[3]. Medical Institute for Sexual Health, Sex, Condoms, and STDs, 28; B. Dillon, “Primary HIV Infections Associated with Oral Transmission,” CDC’s 7th Conference on Retroviruses and Opportunistic Infections, Abstract 473, San Francisco, February 2000; Centers for Disease Control, “Transmission of Primary and Secondary Syphilis by Oral Sex—Chicago, Illinois, 1998–2002,” Morbidity and Mortality Weekly Report 51:41 (22 October 2004): 966–968.
[4]. Rachel Winer, et al., “Genital Human Papillomavirus Infection: Incidence and Risk Factors in a Cohort of Female University Students,” American Journal of Epidemiology 157:3 (2003): 218–226; Sepehr Tabrizi, et al., “Prevalence of Gardnerella Vaginalis and Atopobium Vaginae in Virginal Women,” Sexually Transmitted Diseases 33:11 (November 2006): 663–665; C. Sonnex, et al., “Detection of Human Papillomavirus DNA on the Fingers of Patients with Genital Warts,” Sexually Transmitted Infections 75 (1999): 317–319.

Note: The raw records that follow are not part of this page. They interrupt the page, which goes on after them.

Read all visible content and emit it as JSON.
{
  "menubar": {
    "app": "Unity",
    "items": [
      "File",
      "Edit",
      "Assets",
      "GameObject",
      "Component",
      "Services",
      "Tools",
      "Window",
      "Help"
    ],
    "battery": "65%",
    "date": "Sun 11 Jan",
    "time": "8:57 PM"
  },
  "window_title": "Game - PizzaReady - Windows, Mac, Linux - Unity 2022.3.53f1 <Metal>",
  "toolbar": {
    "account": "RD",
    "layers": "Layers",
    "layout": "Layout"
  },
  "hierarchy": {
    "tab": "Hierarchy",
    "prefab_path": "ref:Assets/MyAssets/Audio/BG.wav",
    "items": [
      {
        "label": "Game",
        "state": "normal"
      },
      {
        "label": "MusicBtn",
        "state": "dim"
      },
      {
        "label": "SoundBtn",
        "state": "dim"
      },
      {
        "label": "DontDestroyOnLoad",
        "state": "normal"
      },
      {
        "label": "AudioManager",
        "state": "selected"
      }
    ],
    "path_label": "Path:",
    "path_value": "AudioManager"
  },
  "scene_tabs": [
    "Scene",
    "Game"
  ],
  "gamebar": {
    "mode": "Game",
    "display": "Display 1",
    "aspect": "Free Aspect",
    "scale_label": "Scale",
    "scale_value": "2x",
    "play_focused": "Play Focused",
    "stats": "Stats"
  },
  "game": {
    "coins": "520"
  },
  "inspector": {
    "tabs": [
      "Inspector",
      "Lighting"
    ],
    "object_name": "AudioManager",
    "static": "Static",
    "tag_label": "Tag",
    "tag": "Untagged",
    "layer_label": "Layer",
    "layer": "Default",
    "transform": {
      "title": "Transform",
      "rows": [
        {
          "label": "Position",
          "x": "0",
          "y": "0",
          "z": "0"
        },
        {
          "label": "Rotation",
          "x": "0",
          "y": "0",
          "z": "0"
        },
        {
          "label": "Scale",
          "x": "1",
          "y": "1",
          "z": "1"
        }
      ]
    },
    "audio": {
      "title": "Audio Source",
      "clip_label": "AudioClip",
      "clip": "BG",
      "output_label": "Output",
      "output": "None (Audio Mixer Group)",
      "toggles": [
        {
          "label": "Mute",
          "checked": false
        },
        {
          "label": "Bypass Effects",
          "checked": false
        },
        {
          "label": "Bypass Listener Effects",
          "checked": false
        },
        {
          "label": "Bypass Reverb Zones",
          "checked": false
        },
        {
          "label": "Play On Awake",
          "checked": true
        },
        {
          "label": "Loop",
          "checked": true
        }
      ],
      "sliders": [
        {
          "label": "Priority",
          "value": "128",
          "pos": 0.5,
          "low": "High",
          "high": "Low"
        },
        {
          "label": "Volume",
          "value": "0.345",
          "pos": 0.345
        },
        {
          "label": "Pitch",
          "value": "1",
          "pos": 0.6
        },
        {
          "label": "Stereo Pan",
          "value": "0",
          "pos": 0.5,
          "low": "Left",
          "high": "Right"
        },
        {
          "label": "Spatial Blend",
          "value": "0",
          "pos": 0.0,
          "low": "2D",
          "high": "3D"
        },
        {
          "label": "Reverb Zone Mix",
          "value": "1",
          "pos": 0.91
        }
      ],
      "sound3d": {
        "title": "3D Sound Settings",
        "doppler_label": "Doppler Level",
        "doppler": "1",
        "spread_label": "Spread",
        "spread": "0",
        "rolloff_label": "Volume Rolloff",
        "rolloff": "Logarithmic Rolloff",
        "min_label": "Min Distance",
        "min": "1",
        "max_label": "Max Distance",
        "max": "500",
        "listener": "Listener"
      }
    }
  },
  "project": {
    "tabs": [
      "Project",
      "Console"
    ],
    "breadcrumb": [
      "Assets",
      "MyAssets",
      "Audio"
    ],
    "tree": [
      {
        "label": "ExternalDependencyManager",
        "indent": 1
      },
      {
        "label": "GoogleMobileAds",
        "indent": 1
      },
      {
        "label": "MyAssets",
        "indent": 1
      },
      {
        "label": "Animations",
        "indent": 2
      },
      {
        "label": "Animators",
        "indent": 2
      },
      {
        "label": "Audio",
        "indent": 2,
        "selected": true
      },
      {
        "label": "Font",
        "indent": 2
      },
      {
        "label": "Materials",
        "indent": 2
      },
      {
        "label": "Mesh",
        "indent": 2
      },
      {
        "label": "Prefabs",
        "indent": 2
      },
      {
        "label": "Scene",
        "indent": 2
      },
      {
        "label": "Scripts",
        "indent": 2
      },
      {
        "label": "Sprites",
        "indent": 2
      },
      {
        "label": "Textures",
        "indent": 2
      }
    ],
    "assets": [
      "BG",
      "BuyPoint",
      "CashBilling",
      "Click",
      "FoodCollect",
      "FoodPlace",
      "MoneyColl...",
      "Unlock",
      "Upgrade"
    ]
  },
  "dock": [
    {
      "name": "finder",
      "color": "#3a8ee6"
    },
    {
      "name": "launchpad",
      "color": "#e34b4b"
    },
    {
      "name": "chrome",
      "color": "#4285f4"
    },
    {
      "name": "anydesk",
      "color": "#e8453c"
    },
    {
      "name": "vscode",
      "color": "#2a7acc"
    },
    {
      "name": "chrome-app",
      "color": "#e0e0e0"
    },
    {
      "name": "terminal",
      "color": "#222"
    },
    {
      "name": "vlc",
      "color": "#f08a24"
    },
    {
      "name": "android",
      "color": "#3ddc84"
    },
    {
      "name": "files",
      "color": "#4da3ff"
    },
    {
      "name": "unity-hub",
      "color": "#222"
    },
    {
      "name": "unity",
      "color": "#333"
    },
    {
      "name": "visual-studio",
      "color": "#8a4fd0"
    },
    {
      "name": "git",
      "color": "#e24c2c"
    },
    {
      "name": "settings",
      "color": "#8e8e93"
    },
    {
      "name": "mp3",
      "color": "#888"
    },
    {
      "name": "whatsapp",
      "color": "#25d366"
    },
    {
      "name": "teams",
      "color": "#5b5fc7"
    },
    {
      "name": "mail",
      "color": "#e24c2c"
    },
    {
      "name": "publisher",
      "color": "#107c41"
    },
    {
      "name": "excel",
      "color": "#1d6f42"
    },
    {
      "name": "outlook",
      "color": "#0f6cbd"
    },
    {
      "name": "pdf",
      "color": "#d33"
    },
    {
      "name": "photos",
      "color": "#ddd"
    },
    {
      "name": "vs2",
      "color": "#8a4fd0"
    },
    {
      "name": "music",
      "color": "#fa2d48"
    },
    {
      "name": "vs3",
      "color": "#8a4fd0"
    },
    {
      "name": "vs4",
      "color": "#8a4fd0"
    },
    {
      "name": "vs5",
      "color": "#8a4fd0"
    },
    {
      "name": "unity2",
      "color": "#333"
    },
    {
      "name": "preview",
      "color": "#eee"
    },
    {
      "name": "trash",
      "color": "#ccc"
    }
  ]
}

[5]. A. Frega, et al., “Human Papillomavirus in Virgins and Behaviour at Risk,” Cancer Letters 194:1 (8 May 2003): 21–24; Gypsyamber D’Souza, et al., 1944–1956; Hammarstedt, et al., 2620–2623; Justine Ritchie, et al., 336–344; Herrero, et al., 1772–1783.